- Gas prices have declined during the previous three years in June for an average of 21 cents per gallon. It is possible that many drivers could see prices fall about 10 cents per gallon this month if refinery production increases as anticipated. Gas prices averaged $3.60 in June 2013, $3.50 in June 2012 and $3.68 in June 2011.
- Gas prices often tick higher from Independence Day through August during the height of the summer driving season as refineries work to keep pace with high demand. In addition, the threat of potential hurricanes and disruption along the U.S. Gulf Coast can result in higher prices, although the National Oceanic and Atmospheric Administration is predicting a less active than usual storm period in 2014.
- Average national gas prices in the summer of 2013 reached a low of $3.47 on July 6 and a high of $3.67 on July 22. Gas prices nationally averaged $3.58 per gallon from Memorial Day through Labor Day in 2013. The most expensive summer driving period was in 2008 when prices averaged $3.95 per gallon.
- Peak gasoline demand generally occurs during the summer, and AAA expects this trend to remain true this year. In 2013, average gasoline consumption from June-August was about five percent higher than during other months of the year. Americans drove an estimated 788 billion miles during this period last year, according to the Federal Highway Administration.
Gas Prices Nationally Averaged $3.66 per Gallon in May
- The national average price of gas was $3.66 per gallon in May, which was about two cents higher than April and about seven cents higher than May 2013. National gasoline consumption in May was the highest since 2011 for the month, according to the Energy Information Administration.
- “After such a long, brutal winter, it seems that many drivers took advantage of the great weather in May,” continued Ash. “Significantly stronger than expected gasoline demand has kept prices high heading into the summer driving season.”

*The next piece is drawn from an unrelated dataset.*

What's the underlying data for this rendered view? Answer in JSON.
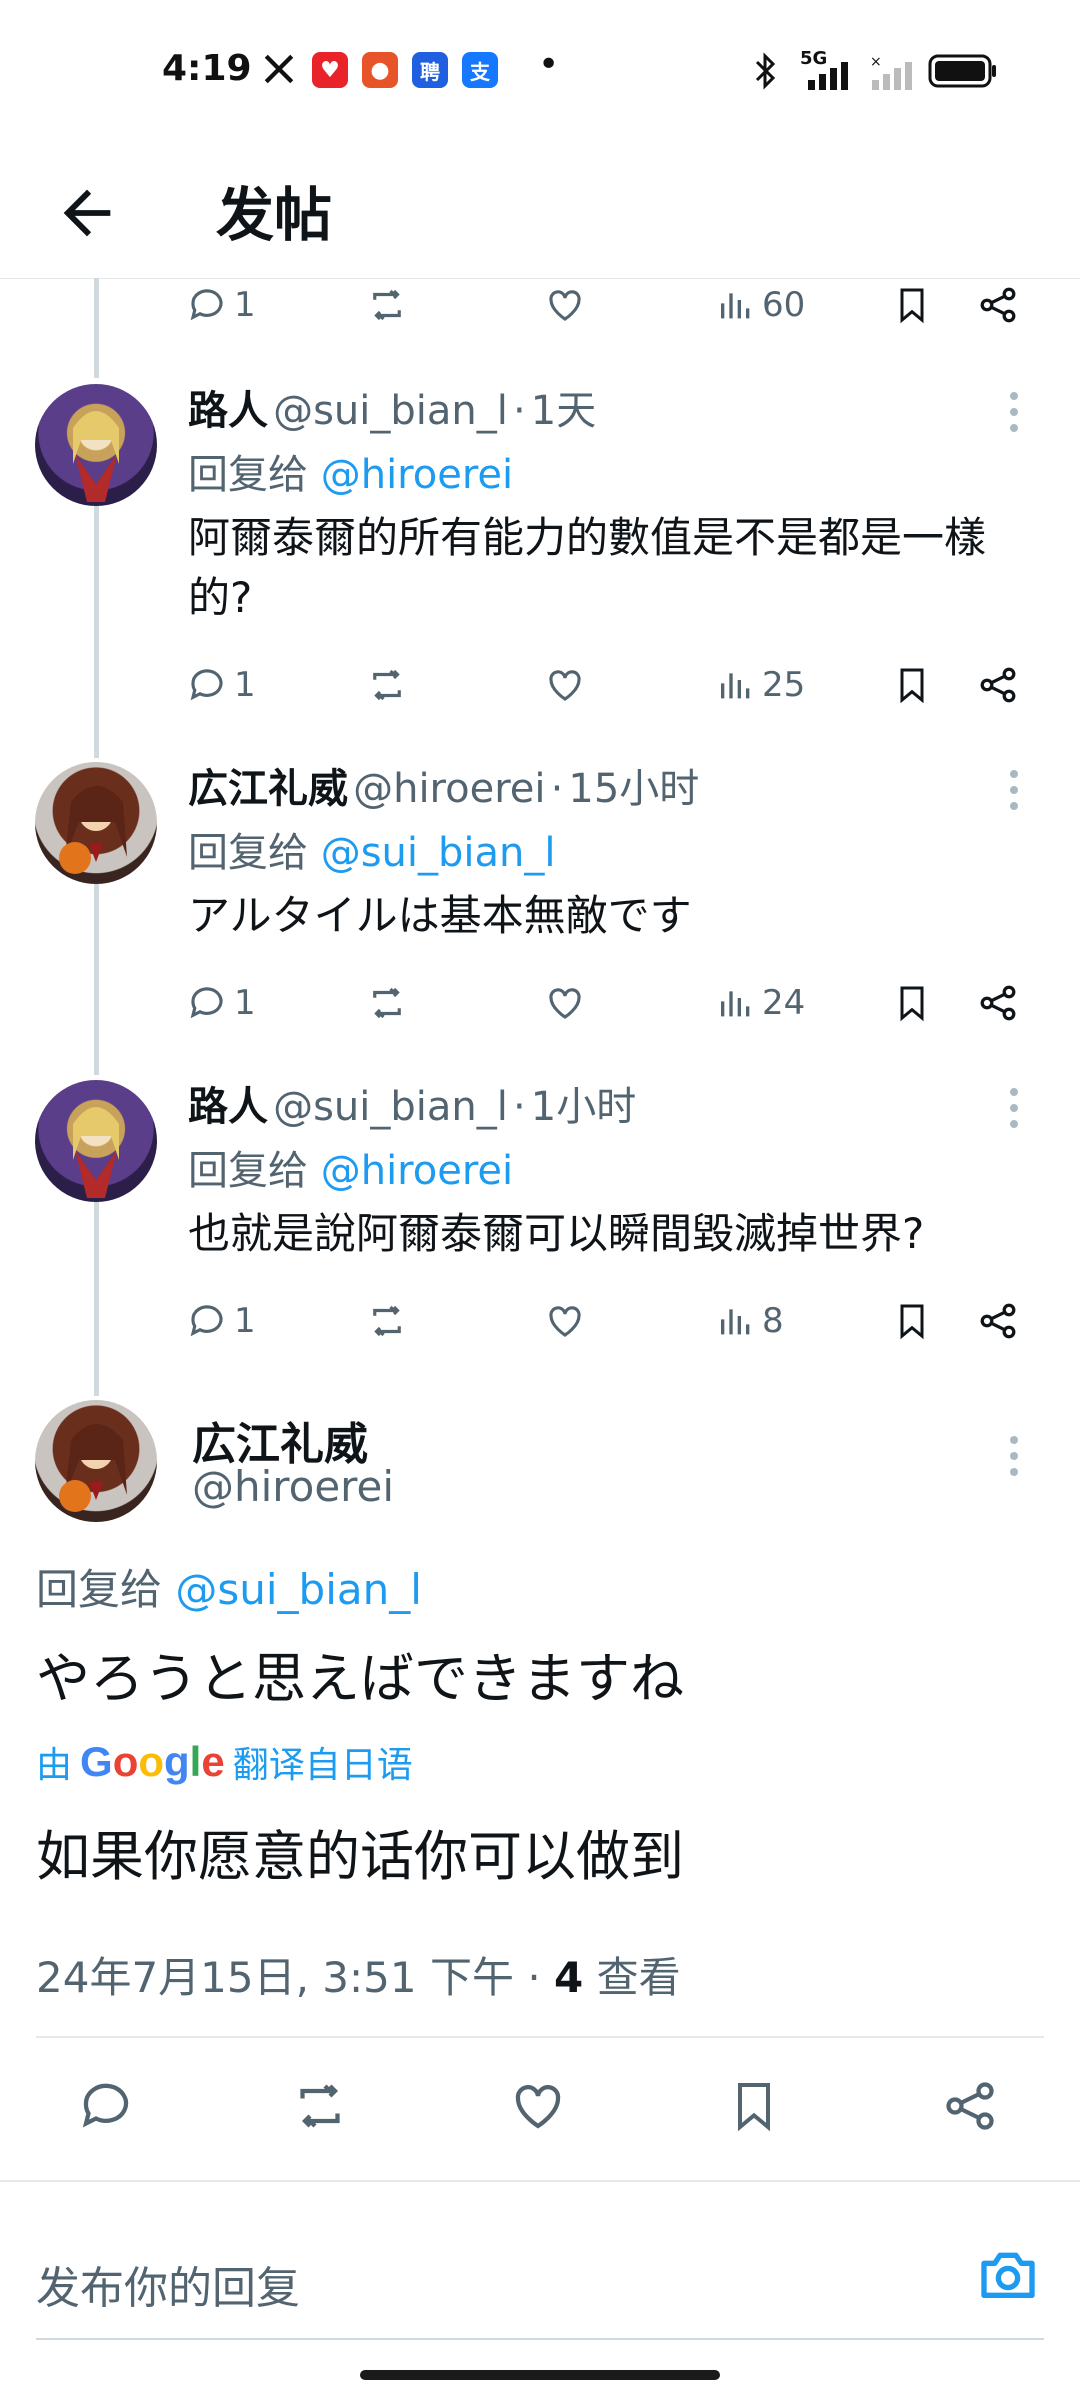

- Gas prices remained relatively steady throughout the month with the national average declining about two cents per gallon from the beginning to the end of May. High demand kept prices from falling farther despite increased gasoline production.
- The national average reached a high of $3.70 per gallon on April 28, which could be the peak for the year. Gas prices often peak in the spring as refineries conduct maintenance and produce less gasoline. Many refineries have completed seasonal maintenance, which has allowed gasoline production to increase in advance of the busy summer driving season. Nevertheless, national gasoline supplies remain tight due to higher than anticipated demand in May.
- Gas prices averaged $3.59 per gallon in May 2013, $3.72 per gallon in May 2012 and $3.91 per gallon in May 2011.
Gas Prices Slightly Higher than a Year Ago in Majority of States
- Today’s national average is $3.65 per gallon, which is about five cents higher than a year ago. Drivers in 29 states are paying an average that is higher than last year with the most expensive differences including: Pennsylvania (+26 cents), South Carolina (+23 cents) and Kentucky (+23 cents). The states experiencing the largest declines from a year ago include: North Dakota (-44 cents), Iowa (-36 cents) and Minnesota (-36 cents).
- State average gas prices vary by nearly a dollar across the country. Seven percent of U.S. stations are selling gas for more than $4.00 per gallon today, while one-third of U.S. stations are selling gas for less than $3.50 per gallon. The five states with the highest average prices today include: Hawaii ($4.36), California ($4.13), Alaska ($4.01), Ohio ($3.92) and Connecticut ($3.92). The five states with the lowest average prices include: Arkansas ($3.40), Mississippi ($3.40), Louisiana ($3.41), Tennessee ($3.43) and Montana ($3.44).
- Drivers in 34 states are paying cheaper prices than a month ago, and consumers in many parts of the Great Lakes region are paying about the highest prices of the year due to tight supplies and high demand. The states paying the most compared to a month ago include: Ohio (+25 cents), Indiana (+21 cents) and Michigan (+20 cents). The states with the largest price declines during the previous month include: California (-13 cents), Florida (-12 cents) and Alabama (-12 cents).
AAA updates fuel price averages daily at www.FuelGaugeReport.AAA.com. Every day up to 120,000 stations are surveyed based on credit card swipes and direct feeds in cooperation with the Oil Price Information Service (OPIS) and Wright Express for unmatched statistical reliability. All average retail prices in this report are for a gallon of regular, unleaded gasoline. For more information, contact Michael Green at 202-942-2082, email@example.com.